* _Given information_
-- Opening Marker --

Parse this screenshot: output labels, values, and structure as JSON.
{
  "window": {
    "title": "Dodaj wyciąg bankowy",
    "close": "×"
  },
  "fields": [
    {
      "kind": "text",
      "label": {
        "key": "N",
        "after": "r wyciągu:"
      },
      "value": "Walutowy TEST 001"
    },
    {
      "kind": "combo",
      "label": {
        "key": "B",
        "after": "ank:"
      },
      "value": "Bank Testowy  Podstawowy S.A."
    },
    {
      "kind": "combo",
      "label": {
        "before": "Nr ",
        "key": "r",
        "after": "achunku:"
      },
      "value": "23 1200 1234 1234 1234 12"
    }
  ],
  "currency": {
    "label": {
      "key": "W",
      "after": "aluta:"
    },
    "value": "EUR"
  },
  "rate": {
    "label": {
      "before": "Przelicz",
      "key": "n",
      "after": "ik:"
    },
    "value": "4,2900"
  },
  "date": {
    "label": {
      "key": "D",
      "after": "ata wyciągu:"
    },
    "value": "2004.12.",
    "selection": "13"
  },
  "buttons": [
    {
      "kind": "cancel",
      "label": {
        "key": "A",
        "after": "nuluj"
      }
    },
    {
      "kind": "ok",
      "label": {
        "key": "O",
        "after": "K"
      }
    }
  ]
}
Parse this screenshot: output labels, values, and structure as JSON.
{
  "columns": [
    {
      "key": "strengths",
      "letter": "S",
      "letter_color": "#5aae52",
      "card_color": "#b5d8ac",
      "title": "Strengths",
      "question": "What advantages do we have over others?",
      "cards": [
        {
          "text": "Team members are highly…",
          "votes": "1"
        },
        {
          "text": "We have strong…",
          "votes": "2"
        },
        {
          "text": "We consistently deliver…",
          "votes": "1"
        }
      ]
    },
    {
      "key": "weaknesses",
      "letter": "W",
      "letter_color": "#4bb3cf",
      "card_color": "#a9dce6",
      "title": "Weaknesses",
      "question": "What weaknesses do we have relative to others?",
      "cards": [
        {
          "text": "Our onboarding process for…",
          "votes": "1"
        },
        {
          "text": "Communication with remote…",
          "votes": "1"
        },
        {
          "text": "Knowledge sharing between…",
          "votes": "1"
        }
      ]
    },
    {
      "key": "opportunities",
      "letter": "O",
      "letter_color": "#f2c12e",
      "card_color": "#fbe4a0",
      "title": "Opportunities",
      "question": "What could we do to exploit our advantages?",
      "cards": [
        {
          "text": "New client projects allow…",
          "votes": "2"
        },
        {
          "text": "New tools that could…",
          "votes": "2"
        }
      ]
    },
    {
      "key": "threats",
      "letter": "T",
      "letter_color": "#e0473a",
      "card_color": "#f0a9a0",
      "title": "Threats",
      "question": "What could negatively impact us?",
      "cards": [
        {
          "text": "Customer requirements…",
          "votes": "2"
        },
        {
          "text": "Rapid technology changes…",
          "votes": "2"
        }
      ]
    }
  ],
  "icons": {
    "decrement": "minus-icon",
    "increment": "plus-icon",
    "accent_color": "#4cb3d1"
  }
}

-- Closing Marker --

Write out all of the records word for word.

* _Exercise solution_
Parse this screenshot: output labels, values, and structure as JSON.
{
  "window": {
    "title": "Dodaj wyciąg bankowy",
    "close": "×"
  },
  "fields": [
    {
      "kind": "text",
      "label": {
        "key": "N",
        "after": "r wyciągu:"
      },
      "value": "Walutowy TEST 001"
    },
    {
      "kind": "combo",
      "label": {
        "key": "B",
        "after": "ank:"
      },
      "value": "Bank Testowy  Podstawowy S.A."
    },
    {
      "kind": "combo",
      "label": {
        "before": "Nr ",
        "key": "r",
        "after": "achunku:"
      },
      "value": "23 1200 1234 1234 1234 12"
    }
  ],
  "currency": {
    "label": {
      "key": "W",
      "after": "aluta:"
    },
    "value": "EUR"
  },
  "rate": {
    "label": {
      "before": "Przelicz",
      "key": "n",
      "after": "ik:"
    },
    "value": "4,2900"
  },
  "date": {
    "label": {
      "key": "D",
      "after": "ata wyciągu:"
    },
    "value": "2004.12.",
    "selection": "13"
  },
  "buttons": [
    {
      "kind": "cancel",
      "label": {
        "key": "A",
        "after": "nuluj"
      }
    },
    {
      "kind": "ok",
      "label": {
        "key": "O",
        "after": "K"
      }
    }
  ]
}
Parse this screenshot: output labels, values, and structure as JSON.
{
  "columns": [
    {
      "key": "strengths",
      "letter": "S",
      "letter_color": "#5aae52",
      "card_color": "#b5d8ac",
      "title": "Strengths",
      "question": "What advantages do we have over others?",
      "cards": [
        {
          "text": "Team members are highly…",
          "votes": "1"
        },
        {
          "text": "We have strong…",
          "votes": "2"
        },
        {
          "text": "We consistently deliver…",
          "votes": "1"
        }
      ]
    },
    {
      "key": "weaknesses",
      "letter": "W",
      "letter_color": "#4bb3cf",
      "card_color": "#a9dce6",
      "title": "Weaknesses",
      "question": "What weaknesses do we have relative to others?",
      "cards": [
        {
          "text": "Our onboarding process for…",
          "votes": "1"
        },
        {
          "text": "Communication with remote…",
          "votes": "1"
        },
        {
          "text": "Knowledge sharing between…",
          "votes": "1"
        }
      ]
    },
    {
      "key": "opportunities",
      "letter": "O",
      "letter_color": "#f2c12e",
      "card_color": "#fbe4a0",
      "title": "Opportunities",
      "question": "What could we do to exploit our advantages?",
      "cards": [
        {
          "text": "New client projects allow…",
          "votes": "2"
        },
        {
          "text": "New tools that could…",
          "votes": "2"
        }
      ]
    },
    {
      "key": "threats",
      "letter": "T",
      "letter_color": "#e0473a",
      "card_color": "#f0a9a0",
      "title": "Threats",
      "question": "What could negatively impact us?",
      "cards": [
        {
          "text": "Customer requirements…",
          "votes": "2"
        },
        {
          "text": "Rapid technology changes…",
          "votes": "2"
        }
      ]
    }
  ],
  "icons": {
    "decrement": "minus-icon",
    "increment": "plus-icon",
    "accent_color": "#4cb3d1"
  }
}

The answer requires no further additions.